He didn’t understand at first, so I asked, “Did you have an inspiration, like a dream (like Elias Howe, sewing machine guy) or while thinking about something else (like Archimedes taking a bath)?

He said, “I had to build the foundation first. Everything I want to do, depends on creating that first.”

Aha! Like a building. The foundation not only holds everything up, but it determines the size, shape, and function of the structure. A skyscraper office building requires a totally different foundation than a house.

He finished the foundation. And then he realized he was ready to start making the functions that depend on that foundation. (He also hit a wall, just like I did with my shrines!) (Yes, we’re both recovering nicely, and moving forward again.)

A foundation means we have a vision of where we want to go, and we have concrete (sorry!) ideas of how to get there, even if we don’t have everything else figured out yet.

Even those famous inventers had a deep understanding of what the problem was, before they could experiment with solutions. They had to know what was missing before they could fill in the blank spaces.

Archimedes’ “Eureka” moment didn’t come out of nowhere. He understood the problem was identifying pure gold from gold-and-silver. His bathtub gave him an insight. In fact, a list of dream-inspired insights show us that all of the inventors/writers/creatives were already working on the problem/mystery they wanted to solve. I love how Wikipedia even has a section on “activation synthesis hypothesis” in the dream-inspired insights article. It acknowledges that our conscious brain plays a huge part in these insights, even when we’re asleep. Even if the dream seems metaphorical, our conscious mind will actively seek and identify that “metaphor”.

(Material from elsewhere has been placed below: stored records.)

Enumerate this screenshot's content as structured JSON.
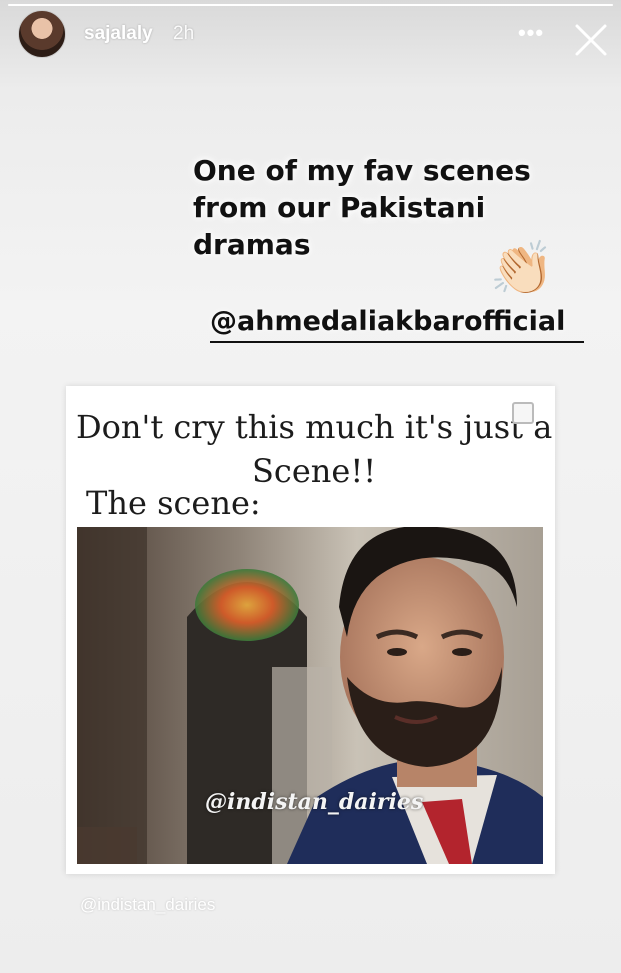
{
  "story": {
    "progress": 1.0,
    "user": {
      "username": "sajalaly",
      "time_ago": "2h"
    },
    "header_icons": {
      "avatar": "profile-avatar",
      "more": "more-horizontal-icon",
      "close": "close-icon"
    },
    "caption": {
      "lines": [
        "One of my fav scenes",
        "from our Pakistani",
        "dramas"
      ],
      "emoji": "👏🏻",
      "mention": "@ahmedaliakbarofficial"
    },
    "meme": {
      "line1": "Don't cry this much it's just a",
      "line2": "Scene!!",
      "line3": "The scene:",
      "inner_watermark": "@indistan_dairies"
    },
    "outer_watermark": "@indistan_dairies"
  },
  "colors": {
    "text": "#111111",
    "header_text": "#ffffff",
    "tie": "#b3242d",
    "suit": "#1f2d5a"
  }
}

In my case, a shrine series started with how to find enough boxes, how to pair up those boxes efficiently, how to distress, paint, and antique those boxes. And the hardest part, how to connect them together in an efficient, strong, aesthetically-pleasing way.

And once I’d made “enough” shrines to get started on actually putting artifacts in them, I stalled a bit. But now I have air beneath my wings again.

What’s the hard part?

The biggest one is setting aside our fears and our self-doubt. Whether our projects involve coming up with a new series, a new process, a new technique, a new approach to our art, even exploring social media marketing, trying to do it in our heads may only take us so far.

At some point, we have to simply try.

And if it matters to us, we have to keep trying.

 Hold in your heart my favorite quote by Thomas Edison:

“I have not failed 10,000 times. I have not failed once. I have succeeded in proving that those 10,000 ways will not work. When I have eliminated the ways that will not work, I will find the way that will work.”

Fortunately, getting adept at using social media marketing is not nearly as difficult! It can sound daunting, and it can take time to get there. There are plenty of great resources available to us, including FASO’s own AMP (Art Marketing Playbook) series of recorded Zoom workshops hosted by FASO’s Chief Marketing Officer, Dave Geada. (I did not realize you can try this program free for a month. Nothing stopping you now, right?)

But in order to get results, you simply have to try. When it comes to social media marketing, you have to actually take pics of your creative work (so much easier now!), upload those images, get comfortable talking/sharing/connecting online, and then get better.

Our first foundation is creating those accounts, and getting started. We have to stop worrying about how hard it seems, set aside our worries of being copied, what to share and say, worrying about how to get 10,000 followers, etc.

We have to get over counting the “likes” and focus on simply getting our art out into the world.

It’s not about having an audience. It’s about having a voice.

 Seth’s blog talks about “the team”, which through me for a moment. Until I figured that out, too! Stay tuned for next week’s article in this series: What is our team, and what is our team effort?

Your comments are always welcome, often insightful, and sometimes inspirational, too! Shares, the same. You can find more of my articles at Fine Art Views, and/or visit/subscribe to them at my blog at LuannUdell.wordpress.com.